We have plenty of beautiful platformers, narrative experiences and Metroidvania titles on Switch, but a genre that always needs more representation is dynamic puzzlers. Games that allow you to both explore and soak in a beautiful atmosphere while keeping your grey cells busy – Lumote: The Mastermote Chronicles could certainly help to fill that gap. Developed by Luninawesome Games and published by Wired Productions, it’s heading to Switch (and a whole lot of other platforms) on 24th March, so there’s not long to wait.
Having been well received in early access on Steam, the full game will arrive with additional content and adjustments based on fan feedback. What immediately stood out to us in a recent presentation was the art style and its fantastical sub-aquatic setting, with varied ‘Motes’ — essentially creatures with special abilities — that drive the puzzle solving.
In terms of structure, the game takes place across one large environment but progress is gated by towers that you can clear when Lumote — your ‘squishy hero’ — has mastered an area’s new Mote ability. Structurally it seems sound, giving the sense of a huge space while at the same time managing progress so players can learn each ability properly. The full release will also add a second world, which will offer greater challenges for those that have mastered all of the abilities.
Despite having a core development team of just four, there’s clearly been a lot of love poured into the project. It’s getting the works from its publisher, too, with a double vinyl soundtrack album in addition to a physical edition that’ll have a reversible cover, sticker sheet and poster:
We had a chance to chat with two of the team, Michelle Rocha (Puzzle Design and Code) and Kyle Rocha (Code & Art), to learn more about the game’s evolution and its transition onto Switch.
Nintendo Life: For any of our readers unfamiliar with the game, can you perhaps share your elevator pitch?
Michelle Rocha: In a world of Red MasterMote as far as your eyes can see, you play as Lumote – our squishy protagonist – possessing the other creatures in the world, solving puzzles to change it to Lumote Blue.
Since its release in Early Access on Steam in 2020, has player feedback or your own process of preparing it for console led to any changes or evolutions in the core game?
MR: We’ve definitely fixed some bugs and improved puzzles where players were getting stuck, not because of the puzzle, but because of character control issues at that time.
You’ve introduced a variety of motes and abilities; what was the biggest focus and challenge when developing the game’s progression and introducing new mechanics?
MR: Deciding on the proper order to introduce the motes and making sure that those abilities have been reinforced enough, so that when two motes are put together in a puzzle players instinctively have a rough idea how they will react to each other.
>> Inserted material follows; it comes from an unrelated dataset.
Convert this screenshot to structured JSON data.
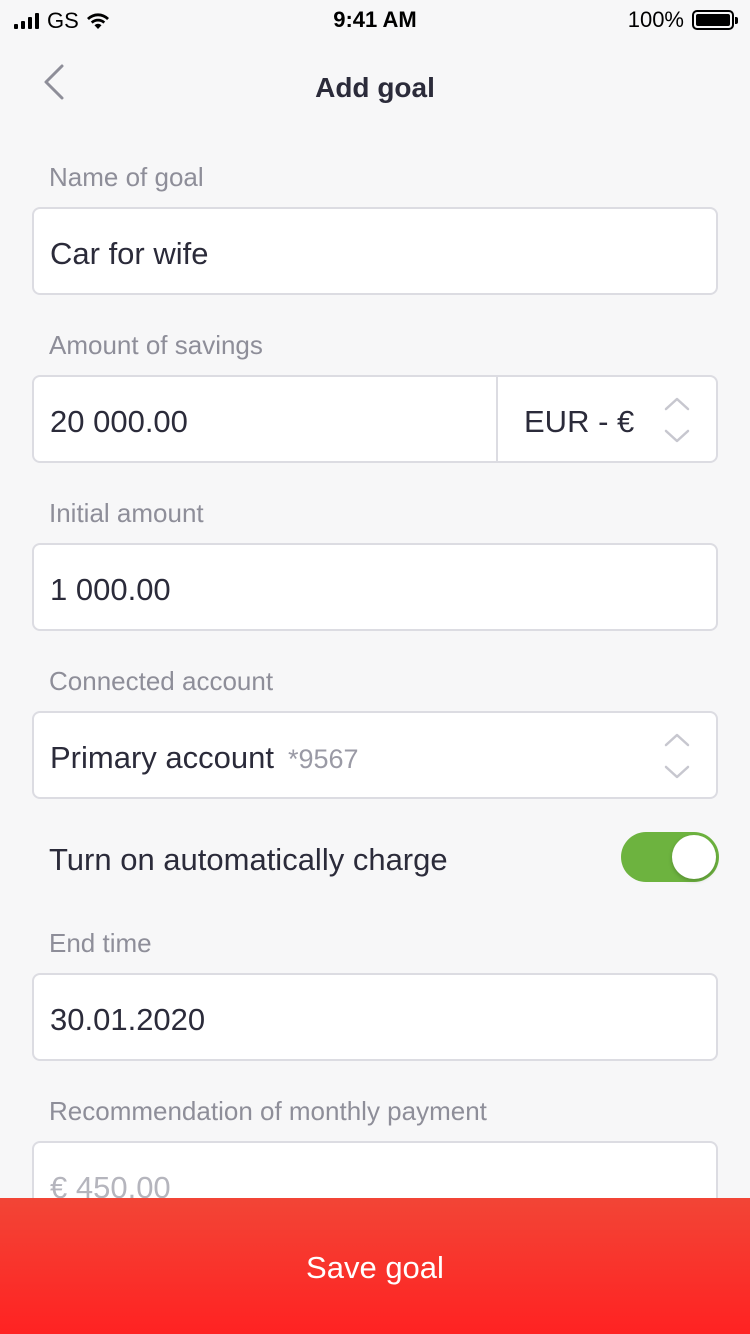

Each mote actually has two abilities, one when powered by Lumote Blue and the other Mastermote Red. Getting players to understand that and that they can manipulate the red master to their advantage was also a big focus.
With the ‘Red Lumote’ advanced puzzles, how much focus have you put on presenting a notable challenge for enthusiasts, while also attracting puzzle fans that perhaps have less experience?
MR: So with the introduction of World Two it allowed me to make puzzles with all the motes at my disposal, as by the time players have reached that point they will be very familiar with the world and the way it works. There were a lot of concepts that I previously couldn’t explore because it didn’t fit into the flow of introducing motes and their abilities and how they interact with everything else. As for less experienced puzzle fans, the thing that makes Lumote nice for them is that while we do have platforming we are focused on puzzles first, so if you are ever stuck you can look over the puzzle and not worry about platforming and reassess at your own pace. Also, who doesn’t like more puzzles!
The sub-aquatic environment with its various levels and verticality are interesting, what were the creative origins of that setting and the main character?
MR: Kyle and I love the aquarium and spent a lot of time there. There’s something so alien yet familiar about creatures that live underwater. As for Lumote they actually started out as a cube, as many indie game characters do. But if you look at the motes they are actually a mixture of crystal and creature. (We also love geology!) So Lumote was originally going to be this quadrapus with two antennae out the top like an angler fish. One of our friends suggested taking the cube off, and it really made Lumote more of a character and also more distinctive from the rest of the motes who were all still trapped in their crystalline structures.
How has the porting process gone with the Switch? How much have you needed to balance presentation and performance on the platform?
Kyle Rocha: Porting to Switch has been pretty fun and interesting because it was the first platform we got to bring our engine to after PC. It’s been a good opportunity to see if our custom tech is ready to go to different platforms.
As for balancing presentation and performance, obviously with any port you want to keep the game as close as possible on all platforms. So far, I think we’ve been pretty successful in this regard. For rendering, we don’t currently run the Switch version at a lower level of graphics detail. Typically what we’ve found is that the Switch is more than capable and what’s really necessary is for us to clean up our sloppy work hidden by the power of other platforms. That’s not to say we won’t have to find some places to reduce detail to keep the game smooth, but it’s our last resort. So the balance for us has really been time needed to optimize vs time remaining.
We’d like to thank Michelle and Kyle Rocha for their time. Lumote: The Mastermote Chronicles arrives on Switch on 24th March; a demo is currently available on Steam.